Trump's biggest strength right now is that there are 16 declared candidates vying for the nomination.  All of these candidates are stealing votes away from each other and allowing there to be no frontrunner candidate.  As the field shrinks, the candidates will be trying to get voters who supported their opponents earlier on.  This is where Trump fails.  Only 6% of Michigan Republicans see Trump as their second choice for the presidential nomination.  Jeb and Scott Walker are in double digits as the second choice and Rubio is the second choice of 9% Michigan Republicans.  Tables for how Trump fares in other states as the second choice will be forthcoming.

Trump's ultimate ceiling as a first-time candidate will depend on how quickly the field is narrowed.  As of current writing, his ceiling is probably about 10-15% in each primary with a little higher numbers in southern states.  Trump is running at the heart of the TEA Party base.  Unfortunately, I see no evidence that the TEA Party is any more than 15% of the Republican electorate nationally (I actually think it's closer to 10%).  If you assume that the TEA Party was represented in the 2012 Republican primary by Newt Gingrich, Michele Bachmann, and Herman Cain, the popular vote totals for the primary give them just under 15%.  In a large field, he may be able to grab some delegates but ultimately, the most likely outcome of Trump's campaign is Herman Cain.



 




Friday, July 3, 2015

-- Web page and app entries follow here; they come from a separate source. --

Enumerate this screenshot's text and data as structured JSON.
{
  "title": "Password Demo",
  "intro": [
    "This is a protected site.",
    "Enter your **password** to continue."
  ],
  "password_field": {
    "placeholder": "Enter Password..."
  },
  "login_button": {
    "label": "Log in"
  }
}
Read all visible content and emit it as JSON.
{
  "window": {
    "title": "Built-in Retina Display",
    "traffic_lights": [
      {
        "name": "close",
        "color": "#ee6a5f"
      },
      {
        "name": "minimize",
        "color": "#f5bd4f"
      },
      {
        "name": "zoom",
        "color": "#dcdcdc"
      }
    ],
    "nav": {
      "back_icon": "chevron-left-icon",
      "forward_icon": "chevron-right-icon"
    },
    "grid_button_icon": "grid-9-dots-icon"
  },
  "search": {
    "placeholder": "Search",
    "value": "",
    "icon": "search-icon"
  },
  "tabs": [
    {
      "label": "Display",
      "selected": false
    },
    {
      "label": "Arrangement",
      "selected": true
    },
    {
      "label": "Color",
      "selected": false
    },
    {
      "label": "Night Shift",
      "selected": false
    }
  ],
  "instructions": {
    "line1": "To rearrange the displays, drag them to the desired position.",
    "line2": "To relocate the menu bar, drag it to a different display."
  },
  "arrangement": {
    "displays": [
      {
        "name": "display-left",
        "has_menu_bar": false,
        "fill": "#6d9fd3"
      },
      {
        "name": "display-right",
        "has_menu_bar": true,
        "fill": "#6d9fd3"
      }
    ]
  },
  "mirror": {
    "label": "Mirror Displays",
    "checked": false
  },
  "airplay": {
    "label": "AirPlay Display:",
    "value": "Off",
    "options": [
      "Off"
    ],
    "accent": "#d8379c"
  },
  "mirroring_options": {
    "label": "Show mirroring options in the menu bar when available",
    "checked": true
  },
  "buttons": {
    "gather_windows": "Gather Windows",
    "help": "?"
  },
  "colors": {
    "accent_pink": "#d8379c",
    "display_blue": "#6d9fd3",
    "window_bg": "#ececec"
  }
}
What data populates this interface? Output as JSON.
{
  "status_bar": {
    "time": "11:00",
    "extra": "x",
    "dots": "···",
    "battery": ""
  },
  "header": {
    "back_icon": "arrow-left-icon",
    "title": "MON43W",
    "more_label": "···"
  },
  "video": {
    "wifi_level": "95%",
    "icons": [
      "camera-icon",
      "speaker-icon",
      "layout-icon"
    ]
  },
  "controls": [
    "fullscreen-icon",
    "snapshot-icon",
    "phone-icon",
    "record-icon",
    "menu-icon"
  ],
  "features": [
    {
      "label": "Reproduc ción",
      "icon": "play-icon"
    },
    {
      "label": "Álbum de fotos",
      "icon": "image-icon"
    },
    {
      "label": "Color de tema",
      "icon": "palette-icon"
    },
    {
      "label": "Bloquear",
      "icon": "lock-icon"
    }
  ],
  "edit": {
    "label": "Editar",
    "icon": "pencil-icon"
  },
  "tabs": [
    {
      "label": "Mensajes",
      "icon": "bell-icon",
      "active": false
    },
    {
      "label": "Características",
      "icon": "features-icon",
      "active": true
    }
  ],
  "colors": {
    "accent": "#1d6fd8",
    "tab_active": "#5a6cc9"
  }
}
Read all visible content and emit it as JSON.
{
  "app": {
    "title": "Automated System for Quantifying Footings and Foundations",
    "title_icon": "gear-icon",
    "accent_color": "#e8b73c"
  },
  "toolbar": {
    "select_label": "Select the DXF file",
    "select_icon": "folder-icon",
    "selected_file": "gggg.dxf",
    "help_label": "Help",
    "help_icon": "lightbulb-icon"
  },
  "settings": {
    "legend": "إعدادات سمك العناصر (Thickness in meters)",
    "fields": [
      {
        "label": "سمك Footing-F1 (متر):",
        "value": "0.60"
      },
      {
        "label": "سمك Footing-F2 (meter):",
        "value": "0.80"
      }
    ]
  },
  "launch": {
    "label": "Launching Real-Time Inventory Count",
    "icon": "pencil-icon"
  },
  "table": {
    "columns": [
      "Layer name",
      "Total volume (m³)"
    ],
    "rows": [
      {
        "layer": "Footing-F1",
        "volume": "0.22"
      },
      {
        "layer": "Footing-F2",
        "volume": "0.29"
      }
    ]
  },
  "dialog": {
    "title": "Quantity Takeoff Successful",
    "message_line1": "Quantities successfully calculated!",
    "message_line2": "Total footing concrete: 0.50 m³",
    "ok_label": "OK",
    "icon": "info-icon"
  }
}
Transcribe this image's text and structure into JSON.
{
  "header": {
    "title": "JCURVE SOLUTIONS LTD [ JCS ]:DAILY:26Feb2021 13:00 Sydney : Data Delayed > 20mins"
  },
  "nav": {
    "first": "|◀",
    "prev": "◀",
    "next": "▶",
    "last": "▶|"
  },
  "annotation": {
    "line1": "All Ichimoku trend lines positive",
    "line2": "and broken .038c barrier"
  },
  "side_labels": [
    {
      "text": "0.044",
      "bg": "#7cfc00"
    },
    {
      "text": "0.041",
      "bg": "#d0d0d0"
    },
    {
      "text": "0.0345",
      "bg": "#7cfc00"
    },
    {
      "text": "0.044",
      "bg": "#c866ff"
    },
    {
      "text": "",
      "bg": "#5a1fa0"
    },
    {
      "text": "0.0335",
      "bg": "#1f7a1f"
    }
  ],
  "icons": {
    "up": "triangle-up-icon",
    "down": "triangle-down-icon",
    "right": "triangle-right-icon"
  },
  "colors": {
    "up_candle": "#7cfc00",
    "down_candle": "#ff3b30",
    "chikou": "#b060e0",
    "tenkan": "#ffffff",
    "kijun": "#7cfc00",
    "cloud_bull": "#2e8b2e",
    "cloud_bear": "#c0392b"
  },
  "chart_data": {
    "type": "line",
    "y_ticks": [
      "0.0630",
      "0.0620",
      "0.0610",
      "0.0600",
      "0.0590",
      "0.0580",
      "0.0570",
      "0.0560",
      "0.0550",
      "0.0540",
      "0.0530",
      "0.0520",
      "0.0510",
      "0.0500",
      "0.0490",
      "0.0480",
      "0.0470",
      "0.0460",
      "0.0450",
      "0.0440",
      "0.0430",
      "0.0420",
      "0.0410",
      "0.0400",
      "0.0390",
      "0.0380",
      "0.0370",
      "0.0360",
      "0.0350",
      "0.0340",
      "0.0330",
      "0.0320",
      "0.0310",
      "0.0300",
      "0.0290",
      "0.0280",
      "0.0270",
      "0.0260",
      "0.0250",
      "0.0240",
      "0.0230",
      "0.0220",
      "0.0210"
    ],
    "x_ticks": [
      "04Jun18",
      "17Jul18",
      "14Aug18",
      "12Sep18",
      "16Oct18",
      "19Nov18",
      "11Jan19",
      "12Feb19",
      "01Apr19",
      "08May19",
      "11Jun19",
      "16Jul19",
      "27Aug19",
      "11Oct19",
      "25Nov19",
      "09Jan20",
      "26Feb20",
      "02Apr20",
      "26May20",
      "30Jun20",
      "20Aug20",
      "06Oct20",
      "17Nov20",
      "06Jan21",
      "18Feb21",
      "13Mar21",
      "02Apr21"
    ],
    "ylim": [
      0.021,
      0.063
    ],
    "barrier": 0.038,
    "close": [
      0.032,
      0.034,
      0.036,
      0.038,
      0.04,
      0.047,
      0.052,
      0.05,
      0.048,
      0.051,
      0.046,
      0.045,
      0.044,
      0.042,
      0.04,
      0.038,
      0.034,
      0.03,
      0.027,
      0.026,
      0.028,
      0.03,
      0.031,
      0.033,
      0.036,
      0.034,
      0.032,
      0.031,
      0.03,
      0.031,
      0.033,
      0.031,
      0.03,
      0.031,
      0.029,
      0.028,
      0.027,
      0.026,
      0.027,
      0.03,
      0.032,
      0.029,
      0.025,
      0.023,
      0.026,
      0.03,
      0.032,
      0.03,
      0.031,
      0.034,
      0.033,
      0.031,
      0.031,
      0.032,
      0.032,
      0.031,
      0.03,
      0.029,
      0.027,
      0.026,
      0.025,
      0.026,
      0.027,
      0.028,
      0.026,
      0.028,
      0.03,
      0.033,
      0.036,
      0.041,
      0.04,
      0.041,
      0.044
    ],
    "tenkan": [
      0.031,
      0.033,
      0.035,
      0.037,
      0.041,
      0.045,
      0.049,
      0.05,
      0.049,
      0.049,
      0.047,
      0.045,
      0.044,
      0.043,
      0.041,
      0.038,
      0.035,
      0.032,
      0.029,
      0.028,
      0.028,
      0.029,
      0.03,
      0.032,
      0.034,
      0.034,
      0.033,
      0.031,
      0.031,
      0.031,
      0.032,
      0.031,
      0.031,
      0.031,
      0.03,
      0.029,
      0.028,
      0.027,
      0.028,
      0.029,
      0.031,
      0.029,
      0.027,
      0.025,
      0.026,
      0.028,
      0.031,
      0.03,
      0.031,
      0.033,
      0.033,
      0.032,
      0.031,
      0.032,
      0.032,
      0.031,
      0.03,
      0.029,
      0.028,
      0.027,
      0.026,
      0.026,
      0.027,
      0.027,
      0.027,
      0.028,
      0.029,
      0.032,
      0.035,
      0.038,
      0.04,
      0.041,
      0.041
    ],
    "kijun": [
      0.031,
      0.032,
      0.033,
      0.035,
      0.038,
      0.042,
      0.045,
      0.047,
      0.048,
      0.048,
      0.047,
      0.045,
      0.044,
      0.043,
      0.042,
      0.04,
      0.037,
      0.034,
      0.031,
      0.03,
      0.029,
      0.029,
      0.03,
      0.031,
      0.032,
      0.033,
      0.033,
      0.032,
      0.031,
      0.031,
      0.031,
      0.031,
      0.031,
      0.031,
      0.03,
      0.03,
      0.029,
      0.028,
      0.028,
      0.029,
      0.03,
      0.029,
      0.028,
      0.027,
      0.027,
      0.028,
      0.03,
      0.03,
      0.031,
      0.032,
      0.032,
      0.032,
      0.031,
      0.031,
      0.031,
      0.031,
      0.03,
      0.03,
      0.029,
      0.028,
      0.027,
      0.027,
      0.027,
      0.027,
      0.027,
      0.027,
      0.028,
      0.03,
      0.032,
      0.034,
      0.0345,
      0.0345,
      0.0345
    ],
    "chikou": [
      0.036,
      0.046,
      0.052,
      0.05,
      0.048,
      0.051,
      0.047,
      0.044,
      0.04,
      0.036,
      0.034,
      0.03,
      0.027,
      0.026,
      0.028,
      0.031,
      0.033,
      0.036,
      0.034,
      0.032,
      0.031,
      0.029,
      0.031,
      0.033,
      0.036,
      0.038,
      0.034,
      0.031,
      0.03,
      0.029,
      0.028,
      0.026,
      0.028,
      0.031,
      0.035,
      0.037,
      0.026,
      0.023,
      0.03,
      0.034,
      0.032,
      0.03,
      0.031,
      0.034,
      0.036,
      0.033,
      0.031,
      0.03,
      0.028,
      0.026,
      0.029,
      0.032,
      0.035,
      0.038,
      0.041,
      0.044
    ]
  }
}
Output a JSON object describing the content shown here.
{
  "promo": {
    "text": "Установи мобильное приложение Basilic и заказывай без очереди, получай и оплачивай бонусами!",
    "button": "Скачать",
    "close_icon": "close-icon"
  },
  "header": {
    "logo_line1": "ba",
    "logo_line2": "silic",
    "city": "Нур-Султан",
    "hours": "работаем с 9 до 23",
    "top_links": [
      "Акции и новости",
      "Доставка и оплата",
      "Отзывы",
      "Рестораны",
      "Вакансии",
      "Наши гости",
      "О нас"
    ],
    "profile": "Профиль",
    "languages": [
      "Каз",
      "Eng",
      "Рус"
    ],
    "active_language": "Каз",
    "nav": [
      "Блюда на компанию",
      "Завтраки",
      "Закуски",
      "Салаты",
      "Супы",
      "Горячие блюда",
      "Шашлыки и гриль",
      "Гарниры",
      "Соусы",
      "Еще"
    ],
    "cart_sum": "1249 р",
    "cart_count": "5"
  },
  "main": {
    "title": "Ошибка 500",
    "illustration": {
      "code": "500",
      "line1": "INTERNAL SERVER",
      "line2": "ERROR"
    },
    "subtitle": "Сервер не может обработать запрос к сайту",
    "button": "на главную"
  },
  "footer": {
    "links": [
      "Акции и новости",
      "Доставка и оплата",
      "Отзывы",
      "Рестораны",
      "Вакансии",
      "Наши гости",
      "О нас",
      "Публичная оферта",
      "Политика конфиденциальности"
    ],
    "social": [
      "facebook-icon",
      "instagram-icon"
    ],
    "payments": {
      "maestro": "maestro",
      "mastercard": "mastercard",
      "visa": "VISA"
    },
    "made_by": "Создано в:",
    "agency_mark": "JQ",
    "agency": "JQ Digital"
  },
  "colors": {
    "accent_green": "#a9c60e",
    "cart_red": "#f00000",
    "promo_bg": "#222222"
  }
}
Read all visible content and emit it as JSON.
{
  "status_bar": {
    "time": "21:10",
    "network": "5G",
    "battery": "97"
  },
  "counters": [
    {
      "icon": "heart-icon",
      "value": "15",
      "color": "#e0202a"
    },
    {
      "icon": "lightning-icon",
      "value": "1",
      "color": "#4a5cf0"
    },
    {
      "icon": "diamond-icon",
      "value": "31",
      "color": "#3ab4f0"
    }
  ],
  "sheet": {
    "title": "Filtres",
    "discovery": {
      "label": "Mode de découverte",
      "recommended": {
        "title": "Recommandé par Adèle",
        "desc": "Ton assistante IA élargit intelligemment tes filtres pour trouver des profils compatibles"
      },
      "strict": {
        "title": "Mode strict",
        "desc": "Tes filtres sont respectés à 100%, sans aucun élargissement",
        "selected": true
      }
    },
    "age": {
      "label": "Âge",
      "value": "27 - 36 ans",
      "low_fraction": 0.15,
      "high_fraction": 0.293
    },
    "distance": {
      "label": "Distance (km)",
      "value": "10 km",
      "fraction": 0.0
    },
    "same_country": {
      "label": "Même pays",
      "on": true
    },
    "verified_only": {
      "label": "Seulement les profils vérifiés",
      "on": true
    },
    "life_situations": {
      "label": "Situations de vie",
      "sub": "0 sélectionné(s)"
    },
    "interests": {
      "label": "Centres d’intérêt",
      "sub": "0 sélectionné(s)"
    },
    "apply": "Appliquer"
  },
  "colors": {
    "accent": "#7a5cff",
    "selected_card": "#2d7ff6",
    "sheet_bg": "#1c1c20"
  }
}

The competition: Republican roster and costs

For the Republican nominees for the competition, you'll have $20 to spend on 6 candidates.  Remember you receive 9 points for a first place finish in a primary/caucus, 6 points for 2nd, 3 points for 3rd, and 1 point for 4th.  You lose 2 points when one of your candidates drops out and you lose two points if one of your candidates finishes last among declared candidates in a primary/caucus.  I'll update the list with the cost if any other candidate announces their intentions to run for the Presidency.

Candidates:

Jeb Bush: $8.00

Scott Walker: $7.50

Marco Rubio: $7.25

Ben Carson: $7

Mike Huckabee: $7

Rand Paul: $6.50

Donald Trump: $5

Ted Cruz: $4.50

Chris Christie: $3

Rick Perry: $2.50

Rick Santorum: $2.25

Carly Fiorina: $2

John Kasich: $1.50

Bobby Jindal: $1.25

Lindsey Graham: $1

George Pataki: $0.75

Sarah Palin: $0.50

Jim Gilmore: $0.50

Bob Ehrlich: $0.50





A competition

How do we make Presidential primaries even more interesting?  Well, we can start a competition to see who can actually predict who will be the nominees and the eventual Vice-President nominees.

The rules are simple:

You will select 6 Republican candidates for President.  Honestly, the Democratic side is pretty boring but I can be persuaded to choose three candidates from the list for President.

You must stay within your budget to select your candidates.

The cost of each candidate to add to your roster is listed by their name.

Points are given based on the candidate's results in each primary/caucus.

Points are awarded Mario Kart style: 9 points for 1st, 6 points for 2nd, 3 points for 3rd, and 1 point for 4th.  0 points for 5th or lower.

Last place (among declared candidates) in a primary/caucus earns your candidate -2 points.

You lose 2 points when one of your candidates drops out of the race.

When you submit your roster, you can give two bonus predictions.  For each bonus prediction that comes true, you earn 5 points.  When you submit your roster, I'll read the bonus prediction, if it seems too easy such as Elizabeth Warren will not run for President, I will ask you to submit a new bonus prediction.

For the Vice-President portion of the competition, you can e-mail me with your roster 5 Republicans who you think could be the Vice-President nominee and 5 Democrats who you think could be the nominee.  For each correct one, you earn 5 points.

Rosters can be submitted with pseudonyms. Rosters will be e-mailed to me at jjshanks@unomaha.edu prior to Labor Day 2015 (let's make this fun).

There will be weekly updates here on the standings.